A few days ago, Cliff responded to my bee analogy with the following comment:

 “The term “author” is an “honorific” and unless you’re willing to dedicate yourself utterly to the calling of writing, don’t bother applying for membership. I think it was Thomas Carlyle who called writers a “priesthood” and he wasn’t far wrong…”

This comment bothered me immediately, and I’ve turned it over in my head a lot over the last few days to sort out exactly why. I now have a not so humble opinion to offer in response.


As it turns out, I don’t aspire either to the priesthood, or to membership in an elite author’s club.  I am first, and foremost, a human being, and like other members of the human race I am a beautiful mess of gifts and ineptitudes, fatal flaws and incredible potential.  Much of the time I am simply bewildered and confused, trying to make some sense out of what I’m doing on this planet and how it fits in with all of the other human dramas I see playing out around me.


Other people turn to art, or music, or work, or sometimes to the time tested and always inefficient method of alcohol or other chemical sedation.  I write.  Something about the way I am wired, something in my genetic code or my upbringing or some combination of the above, makes me more at home with words than any other outlet.  And so I write – to understand, to heal, to change, to accept.  Maybe in this process I’ll write something that sings to somebody else.  Maybe I’ll write something that gets published, and if I do, and if I experience some success or even some financial benefit from this, I will be ecstatic!  Or at least, I think I will, but no success will ever be enough, because that is another part of how I am wired.

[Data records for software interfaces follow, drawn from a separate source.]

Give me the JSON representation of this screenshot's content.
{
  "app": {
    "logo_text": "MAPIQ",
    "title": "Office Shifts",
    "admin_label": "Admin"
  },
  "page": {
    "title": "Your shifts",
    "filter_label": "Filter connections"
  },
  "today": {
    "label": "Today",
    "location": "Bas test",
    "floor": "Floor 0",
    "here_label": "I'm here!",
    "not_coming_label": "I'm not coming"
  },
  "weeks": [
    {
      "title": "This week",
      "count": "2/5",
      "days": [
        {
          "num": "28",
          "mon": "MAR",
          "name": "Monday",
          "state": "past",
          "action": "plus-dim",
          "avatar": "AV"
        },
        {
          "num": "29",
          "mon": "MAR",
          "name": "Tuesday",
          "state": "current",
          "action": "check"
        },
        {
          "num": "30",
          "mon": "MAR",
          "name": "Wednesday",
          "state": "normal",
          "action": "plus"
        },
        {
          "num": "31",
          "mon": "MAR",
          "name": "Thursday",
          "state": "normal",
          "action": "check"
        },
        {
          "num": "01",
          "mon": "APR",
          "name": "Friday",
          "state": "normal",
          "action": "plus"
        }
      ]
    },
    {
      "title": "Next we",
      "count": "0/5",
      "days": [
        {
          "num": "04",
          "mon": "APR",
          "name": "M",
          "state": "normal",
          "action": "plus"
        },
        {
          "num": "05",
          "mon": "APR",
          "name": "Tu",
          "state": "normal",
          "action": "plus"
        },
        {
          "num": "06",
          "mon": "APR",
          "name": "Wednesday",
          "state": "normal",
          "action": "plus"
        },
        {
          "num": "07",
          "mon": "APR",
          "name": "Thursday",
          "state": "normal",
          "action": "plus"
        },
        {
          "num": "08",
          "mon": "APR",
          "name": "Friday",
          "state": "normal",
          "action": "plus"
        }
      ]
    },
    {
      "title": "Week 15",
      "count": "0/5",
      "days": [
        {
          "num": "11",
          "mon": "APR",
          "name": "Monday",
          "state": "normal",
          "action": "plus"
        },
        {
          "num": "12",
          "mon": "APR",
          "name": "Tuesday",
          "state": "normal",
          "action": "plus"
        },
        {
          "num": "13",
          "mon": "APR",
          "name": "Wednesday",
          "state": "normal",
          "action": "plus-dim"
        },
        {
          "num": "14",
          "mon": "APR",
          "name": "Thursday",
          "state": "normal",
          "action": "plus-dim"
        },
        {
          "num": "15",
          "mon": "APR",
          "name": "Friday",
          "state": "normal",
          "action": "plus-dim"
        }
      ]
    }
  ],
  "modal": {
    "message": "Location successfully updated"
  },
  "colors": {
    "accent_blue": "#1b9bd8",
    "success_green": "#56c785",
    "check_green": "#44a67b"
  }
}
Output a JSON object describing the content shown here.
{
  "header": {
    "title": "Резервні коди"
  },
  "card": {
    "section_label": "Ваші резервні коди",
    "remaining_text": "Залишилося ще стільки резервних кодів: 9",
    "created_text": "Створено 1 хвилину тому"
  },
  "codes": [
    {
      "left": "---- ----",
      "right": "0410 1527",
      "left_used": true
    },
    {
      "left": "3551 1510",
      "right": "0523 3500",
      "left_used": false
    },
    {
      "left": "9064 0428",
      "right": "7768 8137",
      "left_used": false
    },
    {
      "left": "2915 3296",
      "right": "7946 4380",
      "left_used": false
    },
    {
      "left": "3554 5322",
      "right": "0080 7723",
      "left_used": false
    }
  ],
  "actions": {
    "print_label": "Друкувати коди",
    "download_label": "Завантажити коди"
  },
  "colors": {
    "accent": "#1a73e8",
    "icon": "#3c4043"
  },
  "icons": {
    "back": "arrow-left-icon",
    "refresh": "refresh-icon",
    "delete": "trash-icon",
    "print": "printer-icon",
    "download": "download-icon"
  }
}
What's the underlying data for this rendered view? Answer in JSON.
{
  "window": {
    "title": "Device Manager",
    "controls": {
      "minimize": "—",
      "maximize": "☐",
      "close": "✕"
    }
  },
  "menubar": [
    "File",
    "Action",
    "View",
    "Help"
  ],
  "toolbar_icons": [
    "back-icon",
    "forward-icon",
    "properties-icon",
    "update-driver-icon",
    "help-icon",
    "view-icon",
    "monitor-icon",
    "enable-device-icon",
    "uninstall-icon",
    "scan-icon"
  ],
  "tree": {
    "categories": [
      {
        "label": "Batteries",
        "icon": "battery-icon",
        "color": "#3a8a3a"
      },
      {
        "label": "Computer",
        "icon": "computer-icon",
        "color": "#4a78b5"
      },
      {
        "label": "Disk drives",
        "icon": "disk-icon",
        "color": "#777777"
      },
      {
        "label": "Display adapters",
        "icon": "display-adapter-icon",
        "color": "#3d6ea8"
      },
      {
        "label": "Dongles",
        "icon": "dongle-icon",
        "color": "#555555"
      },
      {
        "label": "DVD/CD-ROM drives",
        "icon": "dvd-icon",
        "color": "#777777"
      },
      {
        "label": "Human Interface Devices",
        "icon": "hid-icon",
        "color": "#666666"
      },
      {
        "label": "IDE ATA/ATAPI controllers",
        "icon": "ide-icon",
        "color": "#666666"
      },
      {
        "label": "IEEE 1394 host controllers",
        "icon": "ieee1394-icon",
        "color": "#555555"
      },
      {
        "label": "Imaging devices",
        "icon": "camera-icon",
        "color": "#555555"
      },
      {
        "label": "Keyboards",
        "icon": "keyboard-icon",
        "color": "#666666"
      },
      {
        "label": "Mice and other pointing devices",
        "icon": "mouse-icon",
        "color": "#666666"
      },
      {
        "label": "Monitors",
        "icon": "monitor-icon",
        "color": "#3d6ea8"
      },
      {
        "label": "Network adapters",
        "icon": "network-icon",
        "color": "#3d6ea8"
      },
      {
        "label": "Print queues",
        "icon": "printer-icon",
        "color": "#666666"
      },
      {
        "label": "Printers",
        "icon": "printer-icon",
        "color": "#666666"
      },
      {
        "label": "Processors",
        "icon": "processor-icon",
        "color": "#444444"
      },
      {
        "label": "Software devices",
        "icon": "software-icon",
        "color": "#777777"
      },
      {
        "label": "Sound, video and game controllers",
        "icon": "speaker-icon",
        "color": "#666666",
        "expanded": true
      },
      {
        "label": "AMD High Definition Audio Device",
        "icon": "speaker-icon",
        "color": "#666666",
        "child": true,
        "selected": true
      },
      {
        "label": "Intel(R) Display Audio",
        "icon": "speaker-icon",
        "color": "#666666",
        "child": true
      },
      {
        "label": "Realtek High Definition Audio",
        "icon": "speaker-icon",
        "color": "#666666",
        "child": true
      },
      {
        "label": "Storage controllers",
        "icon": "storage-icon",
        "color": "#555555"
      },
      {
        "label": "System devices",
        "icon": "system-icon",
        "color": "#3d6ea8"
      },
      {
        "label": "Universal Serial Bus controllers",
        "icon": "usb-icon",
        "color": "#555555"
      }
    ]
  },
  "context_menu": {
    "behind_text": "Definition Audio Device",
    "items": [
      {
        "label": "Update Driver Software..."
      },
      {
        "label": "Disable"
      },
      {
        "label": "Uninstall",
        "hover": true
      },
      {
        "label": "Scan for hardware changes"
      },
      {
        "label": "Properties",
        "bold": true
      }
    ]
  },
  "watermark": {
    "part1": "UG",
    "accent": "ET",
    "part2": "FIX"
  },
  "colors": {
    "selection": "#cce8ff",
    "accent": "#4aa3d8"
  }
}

I’ll keep writing, anyway, published or unpublished, because it’s the only way I know to be in this world.  I’ll write in the middle of homework questions and the building of snacks, through the latest guitar licks performed by one child while the other works out a difficult riff on the piano.  I’ll write early in the morning and late at night.   I’ll also go on hauling trash to the dump, vacuuming dust bunnies off the floor, cleaning toilets, and wondering why, oh why, is there toothpaste on the floor between the toilet and the tub?  And, what sort of magnetic attraction causes inert substances like dust and hair to make a dust bunny in the first place?  I’ll continue going to my job and trying to remain open to the incredible pain my clients and their families face on a daily basis.


Some days I’ll be too busy or too tired or too discouraged, to either wonder or write, but I won’t give up.  I hope this gets me published some day.  I hope even more that it makes me a better human being, maybe even one who can speak in a limited way for those who haven’t got a voice.